“Shortly after the holidays I will resign from Congress. It has been an honor to serve the people of California’s 50th district, and I greatly appreciate the trust they have put in me over these last 11 years,” Hunter said in a statement.
After months of claiming innocence, Hunter reversed course and pleaded guilty this week to a single count of conspiring with his wife to misuse at least $150,000 in campaign funds for personal expenses.
The 42-year-old lawmaker will be sentenced on March 17 and faces up to five years in prison. Hunter told a local news station Monday that he will resign from Congress and is prepared to face jail time.
The Hunters were indicted in August of misusing $250,000 in campaign funds. The indictment accused Hunter of using the funds to purchase trips to Hawaii and Europe, to pay for his family’s dental work and school tuition, and to fly the family’s pet rabbit across the country.

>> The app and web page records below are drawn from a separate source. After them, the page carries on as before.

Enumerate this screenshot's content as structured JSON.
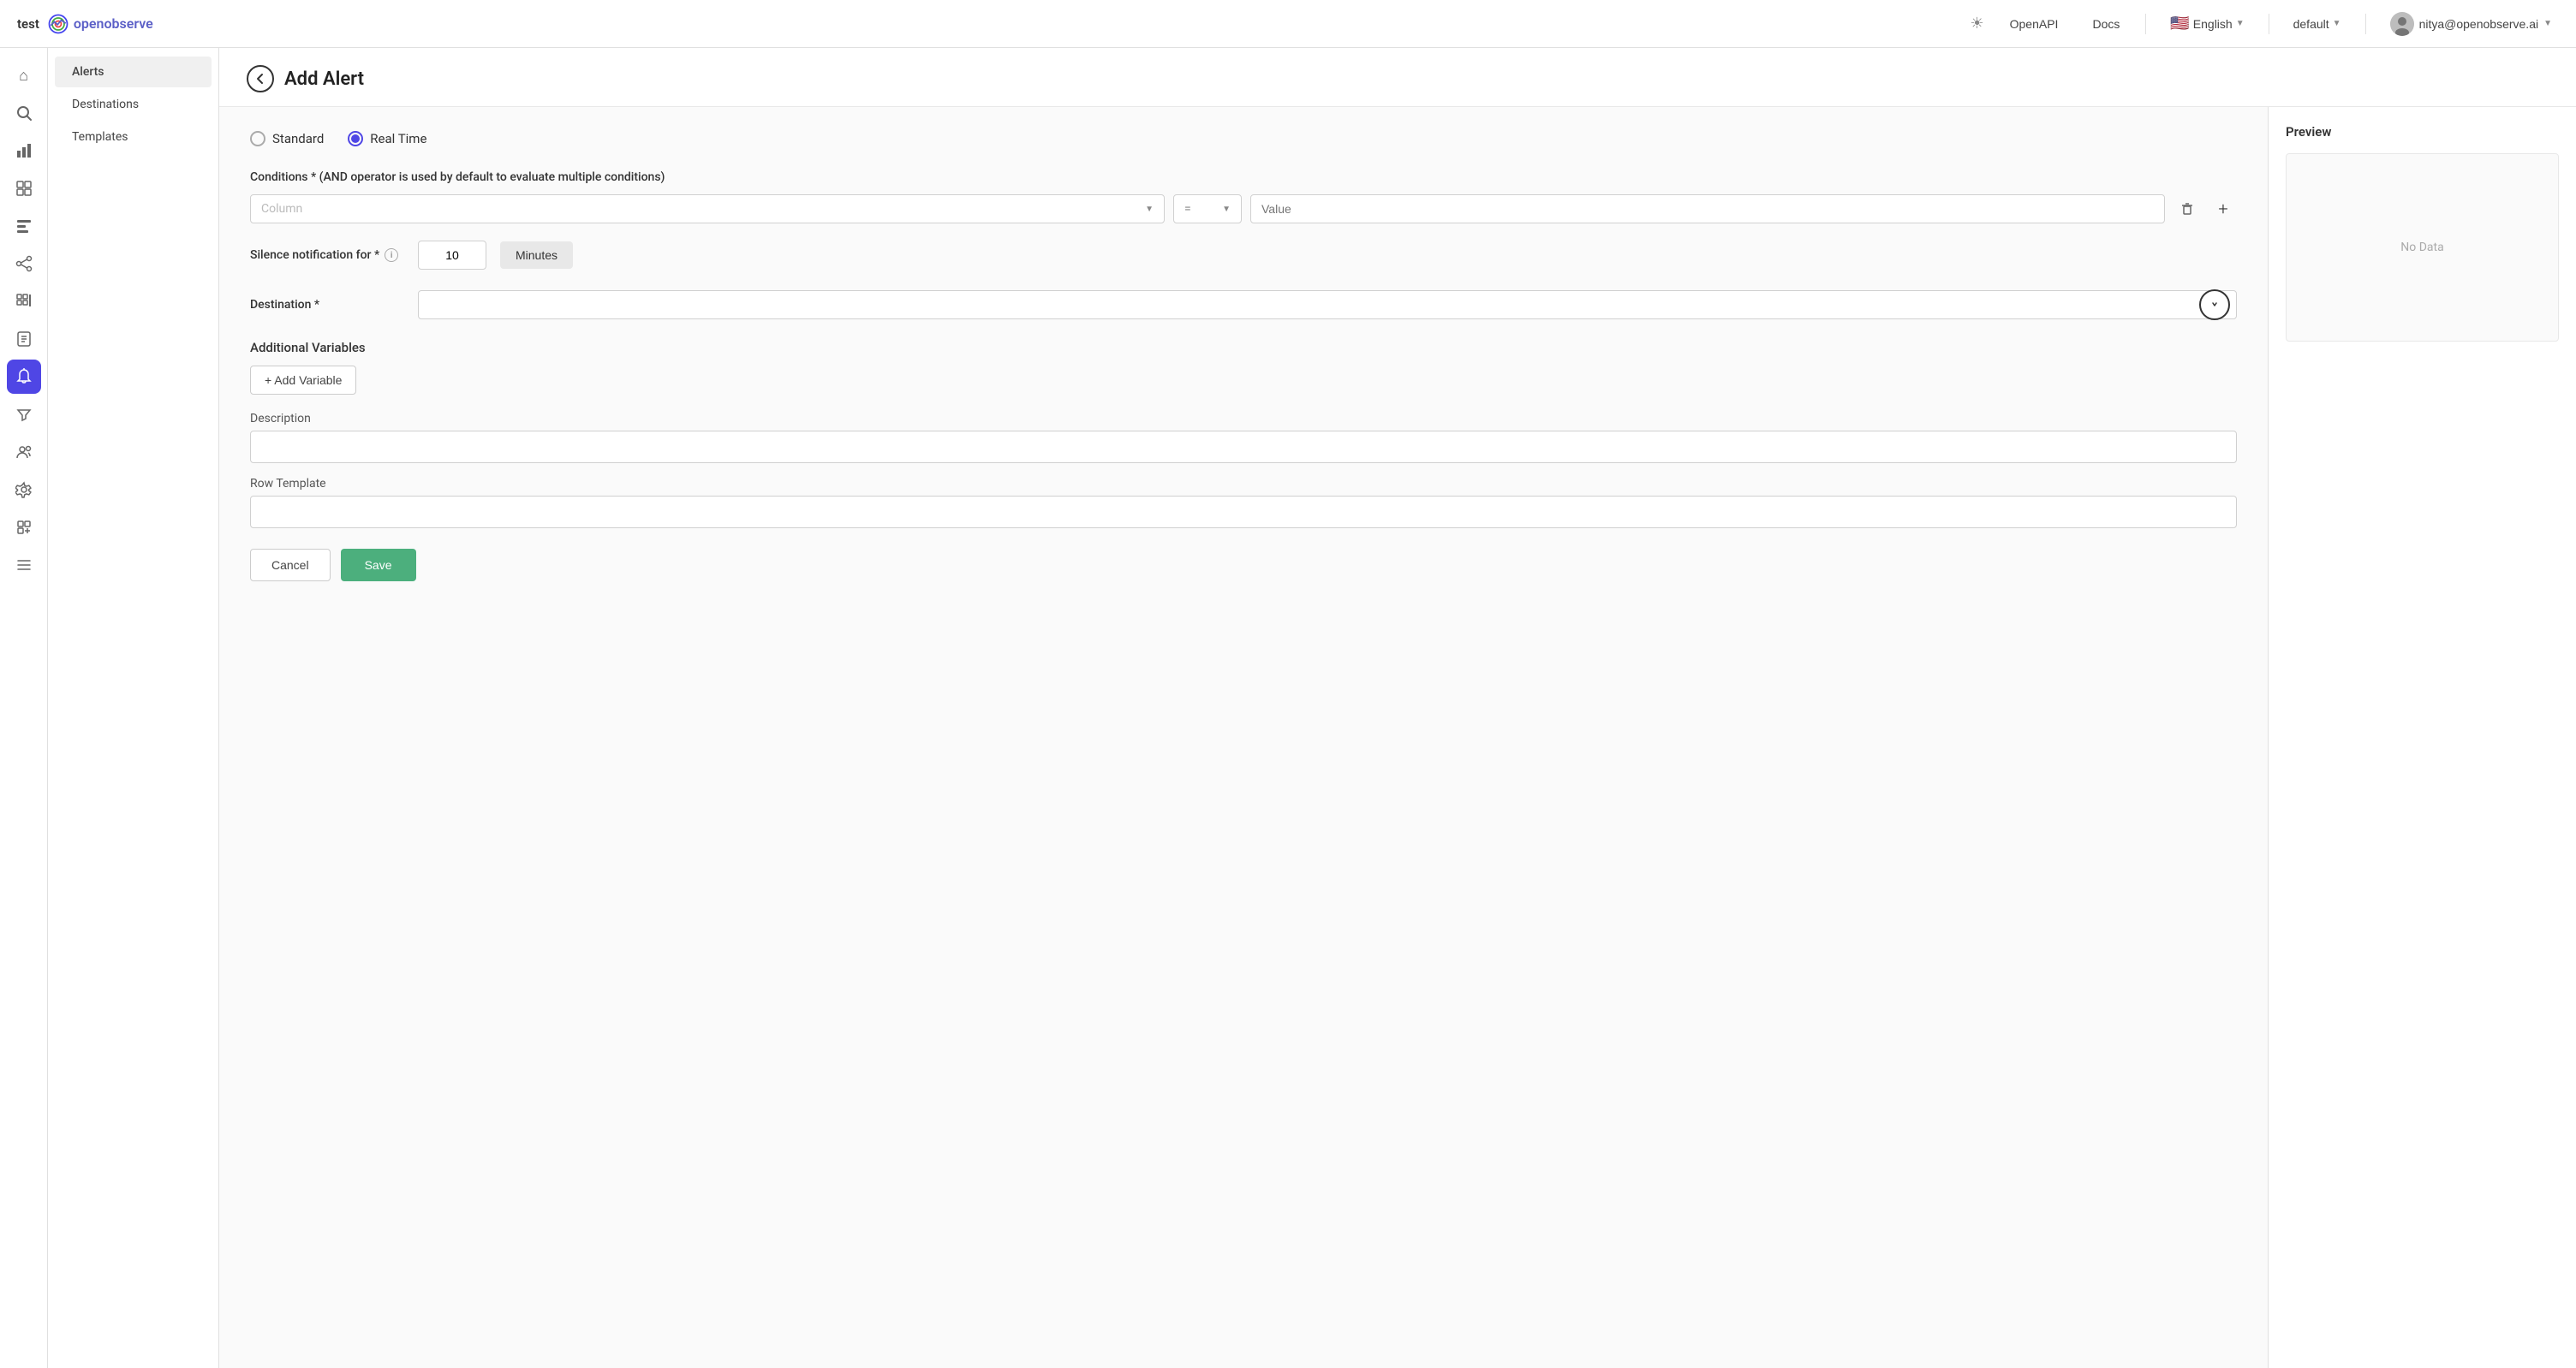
{
  "topnav": {
    "test_label": "test",
    "logo_text": "openobserve",
    "openapi_label": "OpenAPI",
    "docs_label": "Docs",
    "lang_flag": "🇺🇸",
    "lang_label": "English",
    "default_label": "default",
    "user_email": "nitya@openobserve.ai"
  },
  "sidebar": {
    "icons": [
      {
        "name": "home-icon",
        "symbol": "⌂",
        "active": false
      },
      {
        "name": "search-icon",
        "symbol": "🔍",
        "active": false
      },
      {
        "name": "chart-icon",
        "symbol": "📊",
        "active": false
      },
      {
        "name": "dashboard-icon",
        "symbol": "⊞",
        "active": false
      },
      {
        "name": "report-icon",
        "symbol": "⊟",
        "active": false
      },
      {
        "name": "share-icon",
        "symbol": "⋈",
        "active": false
      },
      {
        "name": "grid-icon",
        "symbol": "⊡",
        "active": false
      },
      {
        "name": "table-icon",
        "symbol": "⊞",
        "active": false
      },
      {
        "name": "doc-icon",
        "symbol": "📄",
        "active": false
      },
      {
        "name": "alert-icon",
        "symbol": "🔔",
        "active": true
      },
      {
        "name": "filter-icon",
        "symbol": "⛶",
        "active": false
      },
      {
        "name": "users-icon",
        "symbol": "👥",
        "active": false
      },
      {
        "name": "settings-icon",
        "symbol": "⚙",
        "active": false
      },
      {
        "name": "plugin-icon",
        "symbol": "✦",
        "active": false
      },
      {
        "name": "list-icon",
        "symbol": "☰",
        "active": false
      }
    ]
  },
  "left_panel": {
    "items": [
      {
        "label": "Alerts",
        "active": true
      },
      {
        "label": "Destinations",
        "active": false
      },
      {
        "label": "Templates",
        "active": false
      }
    ]
  },
  "page": {
    "title": "Add Alert",
    "back_tooltip": "Go back"
  },
  "form": {
    "radio_standard": "Standard",
    "radio_realtime": "Real Time",
    "selected_radio": "realtime",
    "conditions_label": "Conditions * (AND operator is used by default to evaluate multiple conditions)",
    "column_placeholder": "Column",
    "operator_placeholder": "=",
    "value_placeholder": "Value",
    "silence_label": "Silence notification for *",
    "silence_value": "10",
    "silence_unit": "Minutes",
    "destination_label": "Destination *",
    "destination_value": "",
    "additional_variables_label": "Additional Variables",
    "add_variable_label": "+ Add Variable",
    "description_label": "Description",
    "description_value": "",
    "row_template_label": "Row Template",
    "row_template_value": "",
    "cancel_label": "Cancel",
    "save_label": "Save"
  },
  "preview": {
    "title": "Preview",
    "no_data": "No Data"
  }
}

According to the indictment, Hunter and his wife illegally spent the funds on a birthday party for their young daughter at a posh hotel and social outings with friends at a French bistro in Washington, among other things.
Prosecutors also said that Hunter spent some of the money on extramarital affairs with lobbyists and congressional aides.

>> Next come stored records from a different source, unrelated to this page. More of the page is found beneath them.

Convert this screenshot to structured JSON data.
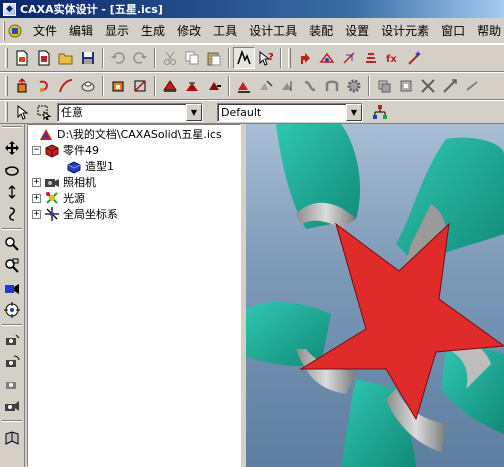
{
  "window": {
    "title": "CAXA实体设计 - [五星.ics]"
  },
  "menu": {
    "items": [
      "文件",
      "编辑",
      "显示",
      "生成",
      "修改",
      "工具",
      "设计工具",
      "装配",
      "设置",
      "设计元素",
      "窗口",
      "帮助"
    ]
  },
  "filter_bar": {
    "selection_filter": "任意",
    "style_value": "Default"
  },
  "tree": {
    "root": "D:\\我的文档\\CAXASolid\\五星.ics",
    "part": "零件49",
    "shape": "造型1",
    "camera": "照相机",
    "light": "光源",
    "coords": "全局坐标系"
  },
  "colors": {
    "star_red": "#e02b2b",
    "teal": "#19a893",
    "titlebar": "#0a246a"
  }
}
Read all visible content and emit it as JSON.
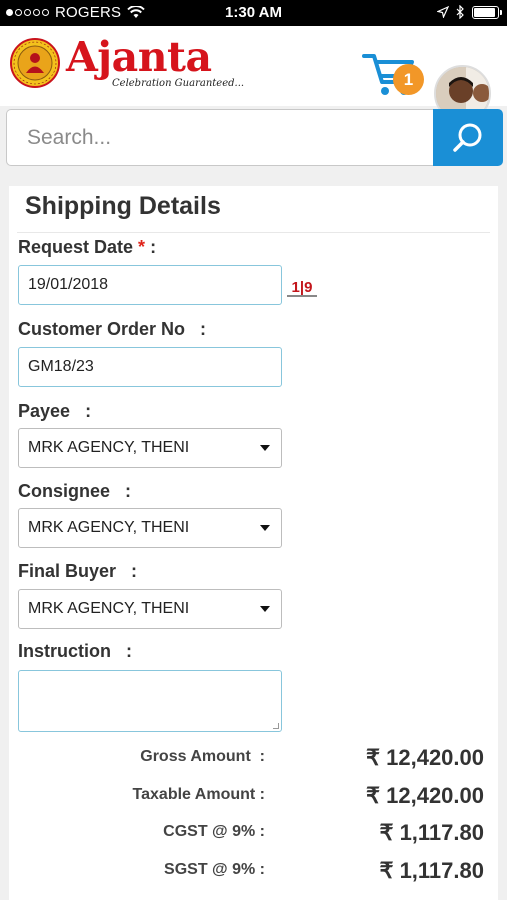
{
  "status_bar": {
    "carrier": "ROGERS",
    "time": "1:30 AM"
  },
  "header": {
    "brand": "Ajanta",
    "tagline": "Celebration Guaranteed...",
    "cart_count": "1"
  },
  "search": {
    "placeholder": "Search..."
  },
  "shipping": {
    "title": "Shipping Details",
    "request_date_label": "Request Date",
    "required_marker": "*",
    "colon": ":",
    "request_date_value": "19/01/2018",
    "calendar_icon_text": "1|9",
    "customer_order_label": "Customer Order No",
    "customer_order_value": "GM18/23",
    "payee_label": "Payee",
    "payee_value": "MRK AGENCY, THENI",
    "consignee_label": "Consignee",
    "consignee_value": "MRK AGENCY, THENI",
    "final_buyer_label": "Final Buyer",
    "final_buyer_value": "MRK AGENCY, THENI",
    "instruction_label": "Instruction",
    "instruction_value": ""
  },
  "totals": [
    {
      "label": "Gross Amount  :",
      "value": "₹ 12,420.00"
    },
    {
      "label": "Taxable Amount :",
      "value": "₹ 12,420.00"
    },
    {
      "label": "CGST @ 9% :",
      "value": "₹ 1,117.80"
    },
    {
      "label": "SGST @ 9% :",
      "value": "₹ 1,117.80"
    }
  ],
  "colors": {
    "brand_red": "#d6141c",
    "accent_blue": "#1a8fd6",
    "badge_orange": "#f29728",
    "field_border": "#88c6dc"
  }
}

Until his switch to a guilty plea, Hunter resisted calls to resign, framing the charges as a political attack by Democratic prosecutors.
His wife, Margaret Hunter, was also charged in the case but accepted a plea deal in June that called for her to testify against her husband. The couple could have faced decades behind bars prior to the plea deals.

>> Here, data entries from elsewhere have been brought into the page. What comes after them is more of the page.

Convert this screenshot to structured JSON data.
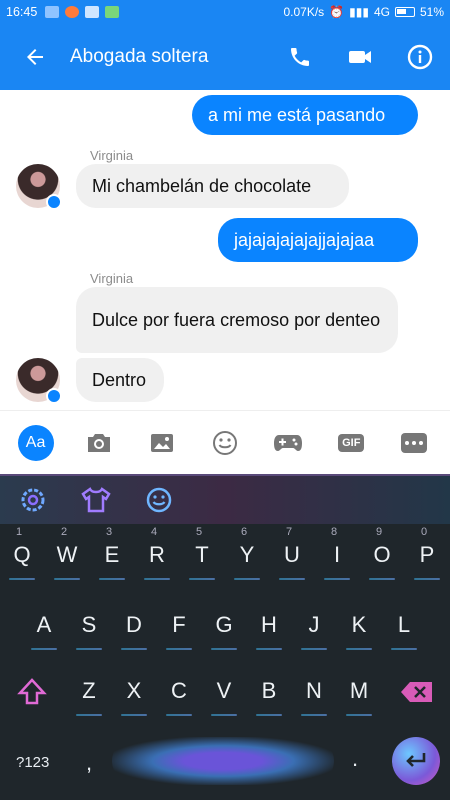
{
  "status_bar": {
    "time": "16:45",
    "speed": "0.07K/s",
    "network": "4G",
    "battery": "51%"
  },
  "header": {
    "title": "Abogada soltera",
    "back_icon": "arrow-left-icon",
    "call_icon": "phone-icon",
    "video_icon": "video-camera-icon",
    "info_icon": "info-icon"
  },
  "messages": [
    {
      "type": "outgoing",
      "text": "a mi me está pasando"
    },
    {
      "type": "sender",
      "text": "Virginia"
    },
    {
      "type": "incoming",
      "text": "Mi chambelán de chocolate"
    },
    {
      "type": "outgoing",
      "text": "jajajajajajajjajajaa"
    },
    {
      "type": "sender",
      "text": "Virginia"
    },
    {
      "type": "incoming",
      "text": "Dulce por fuera cremoso por denteo"
    },
    {
      "type": "incoming",
      "text": "Dentro"
    }
  ],
  "composer": {
    "aa_label": "Aa",
    "icons": [
      "camera-icon",
      "image-icon",
      "emoji-icon",
      "gamepad-icon",
      "gif-icon",
      "more-icon"
    ],
    "gif_label": "GIF"
  },
  "keyboard": {
    "toolbar_icons": [
      "gear-icon",
      "shirt-icon",
      "smiley-icon"
    ],
    "row1": [
      "Q",
      "W",
      "E",
      "R",
      "T",
      "Y",
      "U",
      "I",
      "O",
      "P"
    ],
    "row1_nums": [
      "1",
      "2",
      "3",
      "4",
      "5",
      "6",
      "7",
      "8",
      "9",
      "0"
    ],
    "row2": [
      "A",
      "S",
      "D",
      "F",
      "G",
      "H",
      "J",
      "K",
      "L"
    ],
    "row3": [
      "Z",
      "X",
      "C",
      "V",
      "B",
      "N",
      "M"
    ],
    "symbols_label": "?123",
    "comma": ",",
    "period": "."
  },
  "colors": {
    "brand": "#1a86f3",
    "outgoing_bubble": "#0a84ff",
    "incoming_bubble": "#f0f0f0",
    "keyboard_bg": "#1f262b"
  }
}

Hunter’s upcoming departure from one of the GOP’s few remaining seats in heavily Democratic California leaves a number of Republicans vying to fill his seat, best-known among those being former congressman for California’s 49th district Rep. Darrell Issa. The 50th Congressional District has an 11-point Republican registration lead over Democrats.
Prior to this week, Hunter had been actively running for reelection while under indictment. He narrowly won his race in 2018 after being indicted.
Hunter was elected in 2008 after his father represented the district for 28 years.
Fox News’ Andrew O’Reilly contributed to this report.